Defying the traditional soap-opera/blood-and-guts setting of hospital shows, Nurse Jackie has something up its sleeve from the start. The much-missed Edie Falco is Jackie Peyton, a character whose complexities are so well conveyed that I thought of neither Carmella Soprano nor ER a single time. By presenting Jackie’s daily highs (snorting Adderall for a pick-me up) and lows (forging a dead patient’s organ donor card), the show taunts viewer morality by refusing to let on which is supposed to be which. Jackie is a steely but warm, good but screwed up woman, whose motivations smooth over her questionable actions. Jackie has a professional desire to heal – as opposed to doctors who merely ‘diagnose.’ This theme runs heavily throughout the pilot but hopefully won’t be beaten to death every episode.

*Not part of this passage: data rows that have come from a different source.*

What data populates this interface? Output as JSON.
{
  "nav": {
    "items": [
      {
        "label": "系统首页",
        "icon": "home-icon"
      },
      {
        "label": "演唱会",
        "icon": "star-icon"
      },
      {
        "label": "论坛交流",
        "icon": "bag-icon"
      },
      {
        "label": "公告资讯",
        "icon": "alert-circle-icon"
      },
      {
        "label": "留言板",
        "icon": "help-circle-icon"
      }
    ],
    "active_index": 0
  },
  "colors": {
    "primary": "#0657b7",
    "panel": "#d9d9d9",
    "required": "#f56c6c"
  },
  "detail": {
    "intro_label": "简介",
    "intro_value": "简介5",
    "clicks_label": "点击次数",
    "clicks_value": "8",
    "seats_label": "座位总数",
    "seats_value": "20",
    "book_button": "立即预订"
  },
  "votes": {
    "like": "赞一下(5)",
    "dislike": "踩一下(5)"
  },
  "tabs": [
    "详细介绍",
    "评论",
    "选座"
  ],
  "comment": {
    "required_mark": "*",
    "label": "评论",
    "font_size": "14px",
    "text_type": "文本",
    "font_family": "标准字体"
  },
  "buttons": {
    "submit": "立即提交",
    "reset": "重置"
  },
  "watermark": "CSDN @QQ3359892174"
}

Our understanding of why Jackie constantly crosses the line makes Nurse Jackie less of a dark comedy and more of a comedy that’s just messed up sometimes. Every aspect of the pilot- from Jackie stealing from the rich in favor of the poor, to the juicy plot twist at the end – plays like real life in the gray areas.
Falco is supported by an equally enjoyable cast whose characters I look forward to learning. Highlights include Peter Schulze (best known as Father Intintola on The Sopranos) as Eddie, a pharmacist that Jackie sleeps with for drugs. Lebanese eye candy Haaz Sleiman, from last year’s sappy but slept-on film The Visitor, is Jackie’s GBF (Gay Best Friend), and the impeccable Anna Deavere Smith pops up as a hospital administrator. Edie Falco and Anna Deavere Smith on the small screen together is like a fresh cup of mint tea, so I would watch Nurse Jackie just for that. But I plan on making Nurse Jackie a favorite because it’s simply well done television; both the show and the character have a mean streak and a saintly streak, a combination that works impressively well.